“The only thing I’m fighting is me.”
So says Chris Schulte in this new Louder Than 11 film (see below) about hard bouldering in the deep and labyrinthine cleft of the Ice Caves, Independence Pass, Colorado. He drops into the grotto from the forest above, after trekking there hilariously mule-loaded with crash pads.
The film is also a story of what to Schulte, 35, a prolific first ascentionist with hundreds of FAs of difficulty up to some unrepeated potential V14s, is an often solitary pursuit. Schulte, originally from Texas, learned to climb as a teenager in Durango and now lives in Boulder, establishing routes across Colorado and in Bishop and Hueco, describes the hyper “sensitive state… this really high vibration” of difficult bouldering, in which micro adjustments make every difference and the presence of others can be a distraction.

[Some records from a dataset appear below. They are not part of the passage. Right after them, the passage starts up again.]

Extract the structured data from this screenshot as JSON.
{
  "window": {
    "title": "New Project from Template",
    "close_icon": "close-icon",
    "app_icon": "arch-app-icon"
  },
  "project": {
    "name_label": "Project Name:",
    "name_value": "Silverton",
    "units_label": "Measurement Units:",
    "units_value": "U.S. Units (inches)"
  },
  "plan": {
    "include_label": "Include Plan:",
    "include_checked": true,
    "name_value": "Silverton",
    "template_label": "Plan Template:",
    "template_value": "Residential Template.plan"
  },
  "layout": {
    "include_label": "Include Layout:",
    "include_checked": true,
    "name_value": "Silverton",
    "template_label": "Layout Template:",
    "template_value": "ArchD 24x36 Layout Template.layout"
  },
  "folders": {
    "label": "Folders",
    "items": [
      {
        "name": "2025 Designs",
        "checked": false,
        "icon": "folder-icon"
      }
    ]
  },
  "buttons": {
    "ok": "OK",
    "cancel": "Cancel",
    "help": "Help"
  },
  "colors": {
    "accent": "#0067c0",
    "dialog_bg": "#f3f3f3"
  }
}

Rock and Ice reached Schulte in Europe, where he had fled foul weather in Fontainebleau, France, for blue skies and more bouldering in Ticino, Switzerland.
“Ticino is awesome,” he reports. “So glad to be here now, there’s so much I want to try and conditions are great!” Asked what he has on the agenda, he replies: “I’ve been before in hot weather, so there are a few things I want to do that I came close to before: The Dagger, Confessions, General Disarray, Amber, Boogalagga … to name a few. I’ll go back to Font in a couple weeks if the weather clears.
“I’ve spent a lot of time in Font, and what’s left there for me right now is The Big Island, which is why I’ve returned this year. I had one great session on it, then I got the flu and it started into a six-day snowstorm. The forest is soaked and frozen, but I’ll be back.”
Schulte has done most of his Indy Pass bouldering solo, though also climbed there with a “dedicated crew” of locals, as well as Jackie Hueftle and Ben Spannuth, who have their own FAs there, and some friends from Durango. Jon Glassberg of Louder Than 11 put up a nice v8 and a huge dyno while there for the filming.
The film shows Schulte’s wild-looking possible V13 The Crucible, which is apparently unrepeated: “No one else has tried it to my knowledge,” he tells us.
“The hardest thing was to commit to a sequence,” he comments of the problem. “I was very close to a different method, so I spent the bulk of the time trying that method. When I finally switched to a method I’d tried briefly a season or two back, but abandoned because it hurt my finger, I did the move right away and the problem immediately after. That’s how it goes with new routes, and even more so with climbing solo. Tunnel vision strikes often.
“I never graded the route. It could be V11 for all I know. But it seemed harder that other V12s I’ve done, and about the same as Don’t Get Too Greedy in RMNP, which gets V13. You just gotta guess, and in this case, I guessed by comparison. I don’t really care. I just wanted to climb that amazing line.”